> _PROVIDED DATA_:
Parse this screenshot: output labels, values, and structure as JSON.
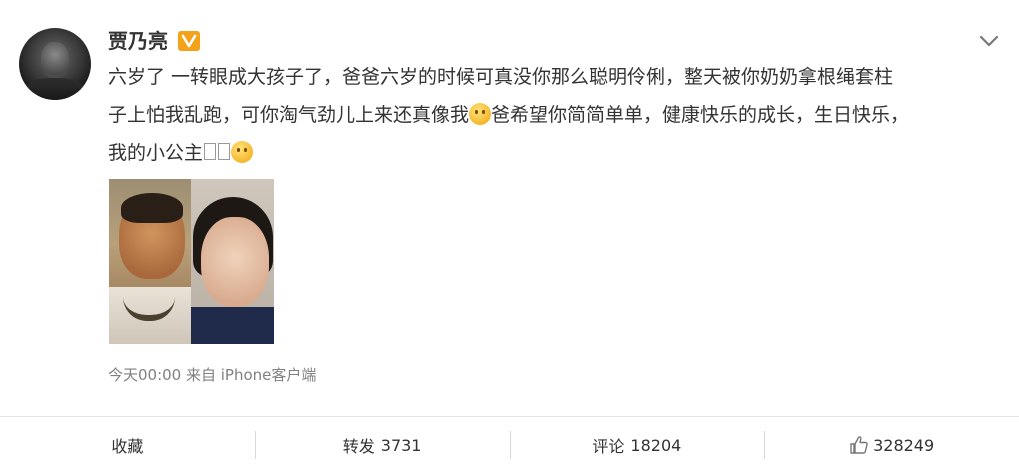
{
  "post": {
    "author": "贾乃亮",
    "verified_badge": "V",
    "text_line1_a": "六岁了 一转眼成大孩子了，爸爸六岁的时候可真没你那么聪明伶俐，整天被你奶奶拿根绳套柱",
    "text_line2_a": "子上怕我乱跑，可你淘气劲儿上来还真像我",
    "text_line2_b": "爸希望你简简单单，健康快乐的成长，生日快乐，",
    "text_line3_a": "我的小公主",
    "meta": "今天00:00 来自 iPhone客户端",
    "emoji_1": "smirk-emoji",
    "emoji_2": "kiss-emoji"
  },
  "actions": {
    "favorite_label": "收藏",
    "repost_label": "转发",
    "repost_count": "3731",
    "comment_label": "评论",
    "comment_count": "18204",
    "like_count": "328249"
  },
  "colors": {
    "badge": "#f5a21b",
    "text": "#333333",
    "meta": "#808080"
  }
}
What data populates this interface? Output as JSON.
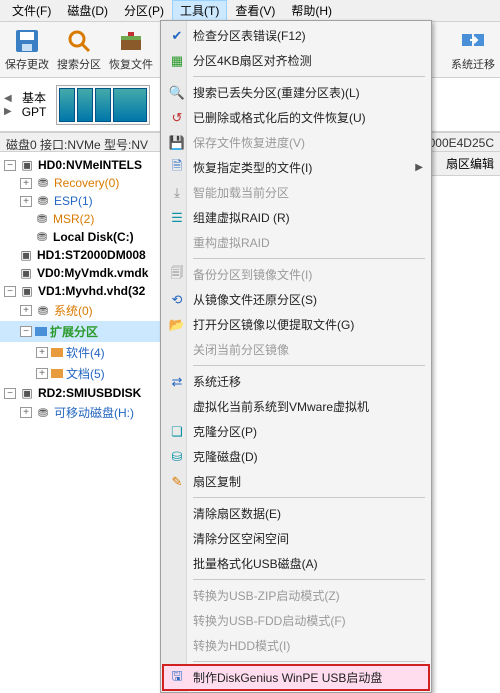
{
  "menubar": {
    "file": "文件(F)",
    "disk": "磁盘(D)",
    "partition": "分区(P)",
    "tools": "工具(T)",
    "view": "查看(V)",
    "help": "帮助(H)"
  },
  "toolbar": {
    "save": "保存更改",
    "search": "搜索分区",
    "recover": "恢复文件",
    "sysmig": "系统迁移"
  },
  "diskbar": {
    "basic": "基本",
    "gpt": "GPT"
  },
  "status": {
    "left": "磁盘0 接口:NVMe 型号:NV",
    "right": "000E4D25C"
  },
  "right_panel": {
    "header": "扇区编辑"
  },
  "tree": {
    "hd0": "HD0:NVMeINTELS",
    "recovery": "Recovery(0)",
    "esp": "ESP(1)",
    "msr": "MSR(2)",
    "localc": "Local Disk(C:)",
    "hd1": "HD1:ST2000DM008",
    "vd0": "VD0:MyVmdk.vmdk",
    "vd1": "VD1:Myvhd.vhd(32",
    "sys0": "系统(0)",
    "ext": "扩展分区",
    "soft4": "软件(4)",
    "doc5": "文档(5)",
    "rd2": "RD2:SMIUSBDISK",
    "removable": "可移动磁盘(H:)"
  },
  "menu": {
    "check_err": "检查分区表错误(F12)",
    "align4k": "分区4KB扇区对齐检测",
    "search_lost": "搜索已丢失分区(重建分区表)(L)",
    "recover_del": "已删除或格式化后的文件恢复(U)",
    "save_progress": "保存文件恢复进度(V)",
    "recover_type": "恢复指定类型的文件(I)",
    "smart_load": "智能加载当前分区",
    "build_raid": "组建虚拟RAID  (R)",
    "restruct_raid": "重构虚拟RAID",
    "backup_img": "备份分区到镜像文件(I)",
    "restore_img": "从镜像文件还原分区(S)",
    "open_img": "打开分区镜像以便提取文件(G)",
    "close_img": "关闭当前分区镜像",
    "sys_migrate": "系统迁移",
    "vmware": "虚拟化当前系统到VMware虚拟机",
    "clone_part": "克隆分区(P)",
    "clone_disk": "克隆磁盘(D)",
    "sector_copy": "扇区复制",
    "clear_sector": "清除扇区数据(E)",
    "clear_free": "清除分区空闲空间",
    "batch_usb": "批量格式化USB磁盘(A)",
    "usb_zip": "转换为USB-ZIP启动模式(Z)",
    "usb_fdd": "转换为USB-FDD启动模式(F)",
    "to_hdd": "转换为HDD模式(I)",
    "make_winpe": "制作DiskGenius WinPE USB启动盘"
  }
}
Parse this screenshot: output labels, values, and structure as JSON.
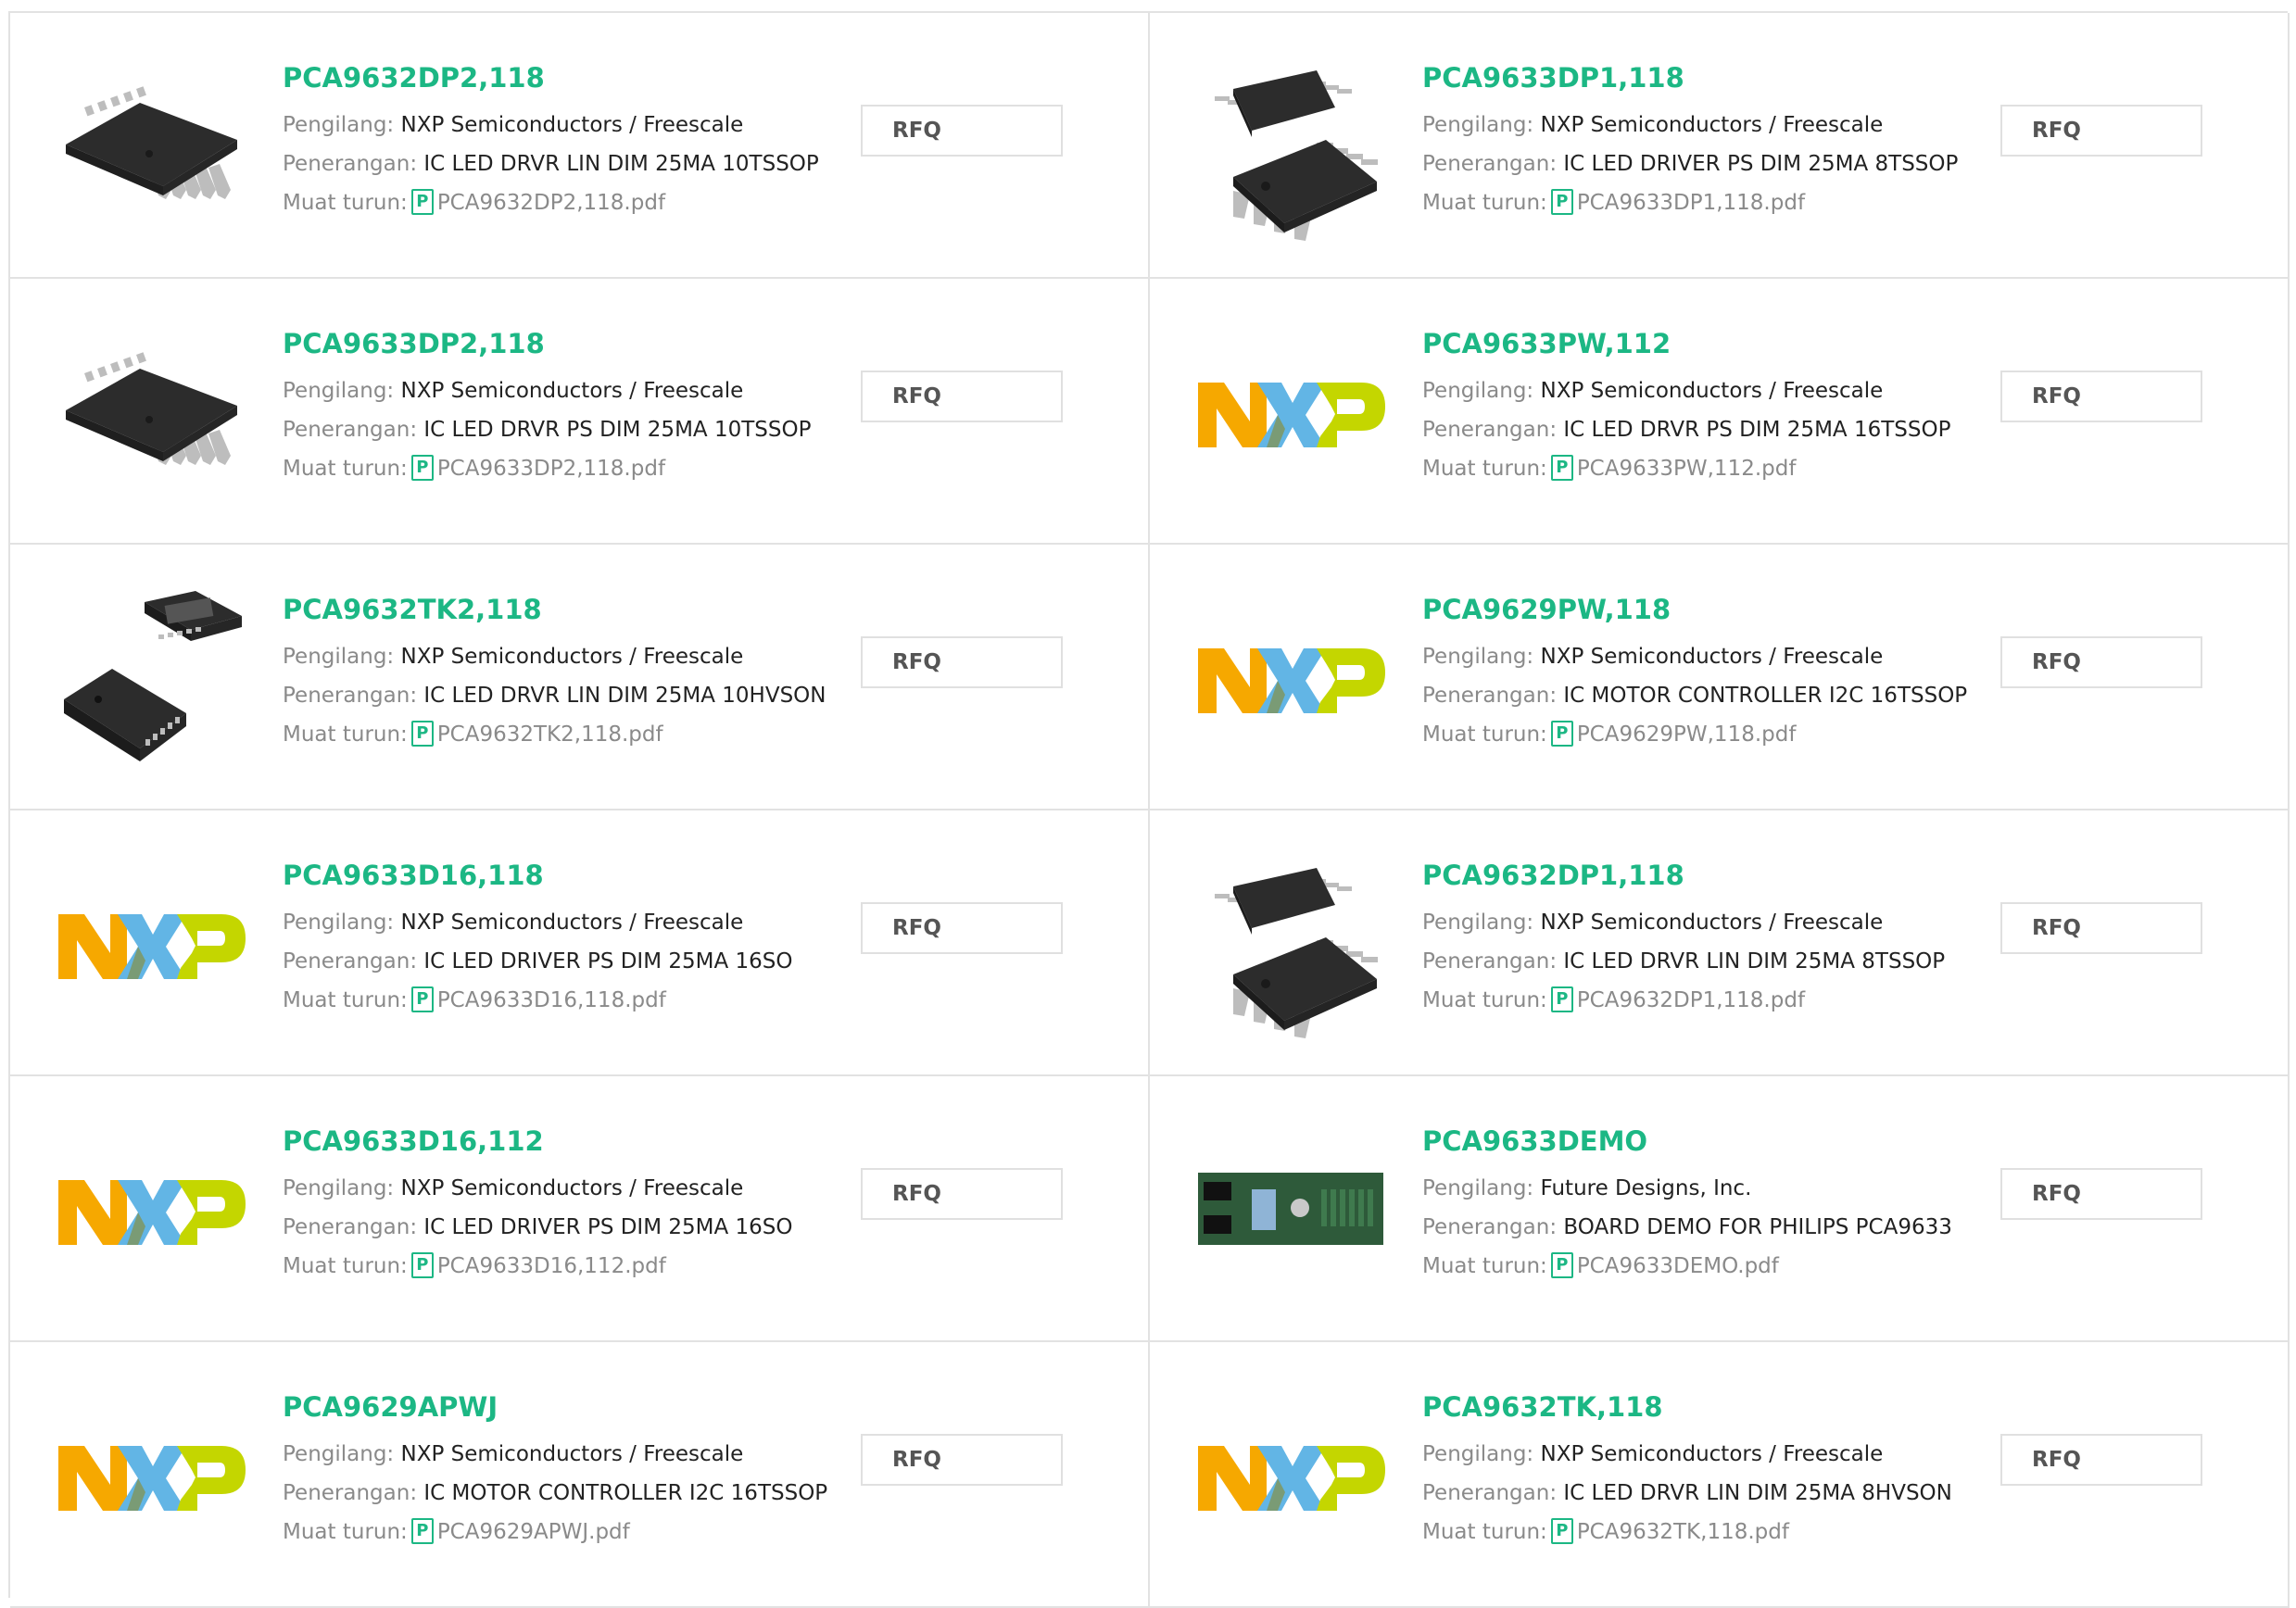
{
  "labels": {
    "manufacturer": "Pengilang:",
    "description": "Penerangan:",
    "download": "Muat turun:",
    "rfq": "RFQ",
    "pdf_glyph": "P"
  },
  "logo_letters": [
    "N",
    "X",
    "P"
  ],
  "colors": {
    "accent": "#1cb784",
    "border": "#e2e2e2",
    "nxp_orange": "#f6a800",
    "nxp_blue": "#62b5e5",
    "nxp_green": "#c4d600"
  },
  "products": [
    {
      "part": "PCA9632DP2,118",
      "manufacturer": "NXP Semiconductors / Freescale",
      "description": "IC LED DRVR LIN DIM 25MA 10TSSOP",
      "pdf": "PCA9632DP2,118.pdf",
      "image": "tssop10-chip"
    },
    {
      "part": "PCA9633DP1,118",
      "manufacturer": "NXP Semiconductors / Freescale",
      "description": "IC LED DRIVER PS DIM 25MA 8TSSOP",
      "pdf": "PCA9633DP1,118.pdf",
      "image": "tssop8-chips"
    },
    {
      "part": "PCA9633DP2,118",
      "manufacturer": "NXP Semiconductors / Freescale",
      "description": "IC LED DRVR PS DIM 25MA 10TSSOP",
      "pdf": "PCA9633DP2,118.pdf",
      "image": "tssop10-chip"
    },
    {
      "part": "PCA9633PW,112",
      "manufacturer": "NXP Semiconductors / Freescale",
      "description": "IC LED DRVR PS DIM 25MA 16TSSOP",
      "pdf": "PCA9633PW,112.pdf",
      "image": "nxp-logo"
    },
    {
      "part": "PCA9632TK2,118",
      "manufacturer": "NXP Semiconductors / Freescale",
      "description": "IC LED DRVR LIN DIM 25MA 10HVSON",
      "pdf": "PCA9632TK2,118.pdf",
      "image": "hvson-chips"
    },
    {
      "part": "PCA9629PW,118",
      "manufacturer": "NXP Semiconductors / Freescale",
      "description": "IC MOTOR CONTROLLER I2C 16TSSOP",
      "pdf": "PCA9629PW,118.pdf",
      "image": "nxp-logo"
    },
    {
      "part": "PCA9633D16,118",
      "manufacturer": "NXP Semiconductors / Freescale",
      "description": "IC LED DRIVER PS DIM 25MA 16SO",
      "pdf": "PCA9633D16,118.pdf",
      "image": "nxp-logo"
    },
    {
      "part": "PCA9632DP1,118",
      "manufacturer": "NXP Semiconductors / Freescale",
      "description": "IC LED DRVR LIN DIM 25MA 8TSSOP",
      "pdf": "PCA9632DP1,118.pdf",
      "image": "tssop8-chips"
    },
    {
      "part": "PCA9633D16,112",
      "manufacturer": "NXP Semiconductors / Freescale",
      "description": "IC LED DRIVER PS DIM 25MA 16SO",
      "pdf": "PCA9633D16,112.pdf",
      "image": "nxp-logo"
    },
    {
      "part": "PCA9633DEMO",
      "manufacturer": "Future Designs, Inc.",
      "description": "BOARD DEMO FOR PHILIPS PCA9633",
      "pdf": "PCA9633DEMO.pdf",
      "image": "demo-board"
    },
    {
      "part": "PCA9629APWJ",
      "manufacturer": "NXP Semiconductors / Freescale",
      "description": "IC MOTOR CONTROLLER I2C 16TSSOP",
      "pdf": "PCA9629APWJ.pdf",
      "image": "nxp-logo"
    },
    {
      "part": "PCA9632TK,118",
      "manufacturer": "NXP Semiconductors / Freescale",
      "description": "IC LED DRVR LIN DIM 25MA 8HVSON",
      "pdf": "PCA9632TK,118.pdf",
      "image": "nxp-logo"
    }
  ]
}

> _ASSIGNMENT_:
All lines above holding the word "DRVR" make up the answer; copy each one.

> _ANSWER FOR THE TASK_:
      "description": "IC LED DRVR LIN DIM 25MA 10TSSOP",
      "description": "IC LED DRVR PS DIM 25MA 10TSSOP",
      "description": "IC LED DRVR PS DIM 25MA 16TSSOP",
      "description": "IC LED DRVR LIN DIM 25MA 10HVSON",
      "description": "IC LED DRVR LIN DIM 25MA 8TSSOP",
      "description": "IC LED DRVR LIN DIM 25MA 8HVSON",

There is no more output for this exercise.